- [Instructions for the task]: What is the number of lines in the data below that contain "heading"? Reply with the number only.

- [Supplied data]:

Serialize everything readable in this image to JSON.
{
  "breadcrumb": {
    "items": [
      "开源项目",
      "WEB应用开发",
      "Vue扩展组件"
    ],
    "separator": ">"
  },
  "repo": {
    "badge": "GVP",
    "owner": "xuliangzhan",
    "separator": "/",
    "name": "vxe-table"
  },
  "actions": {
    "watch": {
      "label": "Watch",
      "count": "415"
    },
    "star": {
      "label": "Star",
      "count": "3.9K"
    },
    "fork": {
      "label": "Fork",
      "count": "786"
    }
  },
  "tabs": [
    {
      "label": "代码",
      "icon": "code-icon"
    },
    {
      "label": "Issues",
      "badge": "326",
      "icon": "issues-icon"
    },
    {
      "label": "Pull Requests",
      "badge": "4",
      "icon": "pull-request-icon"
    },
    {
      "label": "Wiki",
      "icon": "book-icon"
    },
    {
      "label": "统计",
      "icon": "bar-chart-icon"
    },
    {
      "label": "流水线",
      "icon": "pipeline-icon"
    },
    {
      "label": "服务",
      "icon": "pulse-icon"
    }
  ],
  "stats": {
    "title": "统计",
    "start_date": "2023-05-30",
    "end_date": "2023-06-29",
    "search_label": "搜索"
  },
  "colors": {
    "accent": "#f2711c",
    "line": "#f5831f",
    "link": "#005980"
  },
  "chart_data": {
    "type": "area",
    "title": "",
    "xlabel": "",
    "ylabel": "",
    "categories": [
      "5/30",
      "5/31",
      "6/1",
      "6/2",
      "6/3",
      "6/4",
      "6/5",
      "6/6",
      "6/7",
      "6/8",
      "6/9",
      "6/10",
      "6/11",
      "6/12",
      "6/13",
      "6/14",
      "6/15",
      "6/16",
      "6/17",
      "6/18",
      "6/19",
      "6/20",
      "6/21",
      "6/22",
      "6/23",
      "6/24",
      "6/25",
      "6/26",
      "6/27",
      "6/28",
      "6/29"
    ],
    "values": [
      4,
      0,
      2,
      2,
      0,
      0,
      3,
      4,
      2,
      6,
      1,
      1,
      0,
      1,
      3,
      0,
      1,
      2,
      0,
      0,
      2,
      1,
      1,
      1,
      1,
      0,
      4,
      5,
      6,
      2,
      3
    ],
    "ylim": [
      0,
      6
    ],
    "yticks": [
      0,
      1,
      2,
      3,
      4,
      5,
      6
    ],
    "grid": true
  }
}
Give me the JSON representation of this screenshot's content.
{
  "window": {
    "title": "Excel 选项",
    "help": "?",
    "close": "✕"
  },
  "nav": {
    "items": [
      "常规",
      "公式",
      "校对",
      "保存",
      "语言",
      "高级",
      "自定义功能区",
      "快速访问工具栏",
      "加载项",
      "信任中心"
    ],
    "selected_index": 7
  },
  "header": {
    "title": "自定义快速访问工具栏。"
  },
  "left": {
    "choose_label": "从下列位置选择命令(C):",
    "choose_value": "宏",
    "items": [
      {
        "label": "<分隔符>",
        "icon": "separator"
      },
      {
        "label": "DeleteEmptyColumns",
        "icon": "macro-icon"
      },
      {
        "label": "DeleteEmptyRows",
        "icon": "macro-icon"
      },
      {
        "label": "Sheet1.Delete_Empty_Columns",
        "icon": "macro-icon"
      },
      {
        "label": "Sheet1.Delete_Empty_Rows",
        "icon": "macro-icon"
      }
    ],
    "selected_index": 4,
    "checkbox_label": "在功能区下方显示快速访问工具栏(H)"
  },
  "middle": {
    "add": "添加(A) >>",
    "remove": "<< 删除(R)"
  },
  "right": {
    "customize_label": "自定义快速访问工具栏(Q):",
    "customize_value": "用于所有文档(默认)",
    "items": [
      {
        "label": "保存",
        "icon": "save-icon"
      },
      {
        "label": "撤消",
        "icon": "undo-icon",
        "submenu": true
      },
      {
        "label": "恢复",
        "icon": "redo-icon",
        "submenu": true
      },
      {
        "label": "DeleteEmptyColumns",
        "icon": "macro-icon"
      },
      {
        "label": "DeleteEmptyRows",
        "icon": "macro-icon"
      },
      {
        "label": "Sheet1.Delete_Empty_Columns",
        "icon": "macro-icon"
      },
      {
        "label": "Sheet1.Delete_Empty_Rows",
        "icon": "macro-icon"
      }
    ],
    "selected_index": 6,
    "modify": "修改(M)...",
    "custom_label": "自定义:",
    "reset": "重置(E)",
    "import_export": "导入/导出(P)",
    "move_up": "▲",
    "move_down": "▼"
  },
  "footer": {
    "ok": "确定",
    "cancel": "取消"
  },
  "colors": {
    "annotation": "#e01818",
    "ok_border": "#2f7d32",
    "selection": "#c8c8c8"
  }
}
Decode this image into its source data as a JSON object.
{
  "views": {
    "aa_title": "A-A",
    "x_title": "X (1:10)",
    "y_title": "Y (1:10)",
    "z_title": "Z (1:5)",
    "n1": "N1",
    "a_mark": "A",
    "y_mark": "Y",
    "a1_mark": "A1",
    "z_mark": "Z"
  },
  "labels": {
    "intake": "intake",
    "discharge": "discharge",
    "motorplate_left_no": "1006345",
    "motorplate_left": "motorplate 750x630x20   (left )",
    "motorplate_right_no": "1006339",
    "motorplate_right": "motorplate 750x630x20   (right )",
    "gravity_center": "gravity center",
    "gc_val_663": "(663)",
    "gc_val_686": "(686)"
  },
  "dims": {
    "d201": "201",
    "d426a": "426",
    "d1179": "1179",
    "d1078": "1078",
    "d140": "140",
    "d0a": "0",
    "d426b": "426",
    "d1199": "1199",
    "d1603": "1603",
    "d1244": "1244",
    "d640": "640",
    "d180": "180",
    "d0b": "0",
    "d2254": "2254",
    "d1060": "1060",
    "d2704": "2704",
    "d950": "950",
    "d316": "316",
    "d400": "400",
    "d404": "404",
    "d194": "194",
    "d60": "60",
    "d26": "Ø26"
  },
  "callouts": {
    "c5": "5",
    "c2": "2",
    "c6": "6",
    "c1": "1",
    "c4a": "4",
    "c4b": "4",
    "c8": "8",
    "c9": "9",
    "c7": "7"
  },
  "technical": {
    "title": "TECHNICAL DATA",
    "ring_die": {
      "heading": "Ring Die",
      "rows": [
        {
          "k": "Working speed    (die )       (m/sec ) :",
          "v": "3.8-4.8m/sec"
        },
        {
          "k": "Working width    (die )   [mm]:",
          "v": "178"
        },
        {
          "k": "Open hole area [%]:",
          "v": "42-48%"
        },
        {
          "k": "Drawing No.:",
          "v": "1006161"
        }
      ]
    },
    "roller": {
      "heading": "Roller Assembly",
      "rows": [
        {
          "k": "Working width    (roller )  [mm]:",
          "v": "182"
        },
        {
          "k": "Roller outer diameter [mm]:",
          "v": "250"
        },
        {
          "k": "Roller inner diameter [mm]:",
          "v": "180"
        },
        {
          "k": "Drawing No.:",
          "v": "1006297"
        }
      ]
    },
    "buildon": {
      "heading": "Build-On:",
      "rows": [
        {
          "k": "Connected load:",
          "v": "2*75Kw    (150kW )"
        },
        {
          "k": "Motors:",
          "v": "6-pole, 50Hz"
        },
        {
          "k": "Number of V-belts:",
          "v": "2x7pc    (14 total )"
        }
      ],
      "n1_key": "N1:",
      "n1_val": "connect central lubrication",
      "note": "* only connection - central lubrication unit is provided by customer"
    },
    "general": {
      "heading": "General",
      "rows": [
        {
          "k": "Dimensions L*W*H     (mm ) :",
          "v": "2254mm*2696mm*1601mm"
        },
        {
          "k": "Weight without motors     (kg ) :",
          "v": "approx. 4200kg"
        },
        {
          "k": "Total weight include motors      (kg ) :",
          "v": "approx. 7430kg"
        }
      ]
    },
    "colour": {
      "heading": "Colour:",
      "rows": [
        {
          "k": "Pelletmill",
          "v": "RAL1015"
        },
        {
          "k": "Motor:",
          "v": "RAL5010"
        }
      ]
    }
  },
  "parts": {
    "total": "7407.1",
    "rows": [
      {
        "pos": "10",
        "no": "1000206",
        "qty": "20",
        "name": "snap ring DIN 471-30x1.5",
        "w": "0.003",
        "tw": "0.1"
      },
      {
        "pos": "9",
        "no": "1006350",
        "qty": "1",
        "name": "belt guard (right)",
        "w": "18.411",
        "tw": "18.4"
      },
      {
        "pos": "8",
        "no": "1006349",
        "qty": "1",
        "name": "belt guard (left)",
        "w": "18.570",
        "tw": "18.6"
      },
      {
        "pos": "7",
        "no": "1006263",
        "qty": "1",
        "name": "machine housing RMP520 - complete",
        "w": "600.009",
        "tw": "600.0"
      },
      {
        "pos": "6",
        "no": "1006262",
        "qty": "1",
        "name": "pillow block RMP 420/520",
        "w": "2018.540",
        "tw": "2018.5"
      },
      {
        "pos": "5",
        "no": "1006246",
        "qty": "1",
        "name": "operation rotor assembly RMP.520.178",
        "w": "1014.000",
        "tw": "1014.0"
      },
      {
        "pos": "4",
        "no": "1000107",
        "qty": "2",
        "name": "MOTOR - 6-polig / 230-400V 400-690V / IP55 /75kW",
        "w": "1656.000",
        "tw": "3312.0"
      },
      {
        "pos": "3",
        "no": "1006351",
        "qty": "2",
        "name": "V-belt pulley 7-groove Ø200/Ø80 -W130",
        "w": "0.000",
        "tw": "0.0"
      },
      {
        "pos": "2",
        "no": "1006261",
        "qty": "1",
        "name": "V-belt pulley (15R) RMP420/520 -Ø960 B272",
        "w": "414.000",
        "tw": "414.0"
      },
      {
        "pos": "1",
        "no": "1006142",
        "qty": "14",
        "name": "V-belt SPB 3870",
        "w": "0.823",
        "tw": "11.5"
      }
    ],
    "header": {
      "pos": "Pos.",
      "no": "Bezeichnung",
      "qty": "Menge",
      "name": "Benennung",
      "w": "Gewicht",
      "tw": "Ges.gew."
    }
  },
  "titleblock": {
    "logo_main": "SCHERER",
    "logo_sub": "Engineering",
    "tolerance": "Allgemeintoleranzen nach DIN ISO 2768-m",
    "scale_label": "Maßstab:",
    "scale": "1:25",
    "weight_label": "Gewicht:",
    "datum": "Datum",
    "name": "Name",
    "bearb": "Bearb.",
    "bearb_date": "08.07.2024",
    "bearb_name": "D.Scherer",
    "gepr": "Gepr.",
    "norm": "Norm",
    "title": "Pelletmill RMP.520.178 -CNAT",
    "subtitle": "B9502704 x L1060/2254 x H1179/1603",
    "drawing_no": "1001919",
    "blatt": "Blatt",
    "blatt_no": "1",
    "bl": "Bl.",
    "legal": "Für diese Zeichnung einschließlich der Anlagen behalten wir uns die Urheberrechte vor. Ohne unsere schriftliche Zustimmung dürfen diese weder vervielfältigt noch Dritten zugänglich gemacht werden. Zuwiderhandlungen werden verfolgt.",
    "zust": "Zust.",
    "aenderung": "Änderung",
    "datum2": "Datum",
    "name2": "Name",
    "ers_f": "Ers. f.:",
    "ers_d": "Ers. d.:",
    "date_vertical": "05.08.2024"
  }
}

- [Solution for this problem]: 5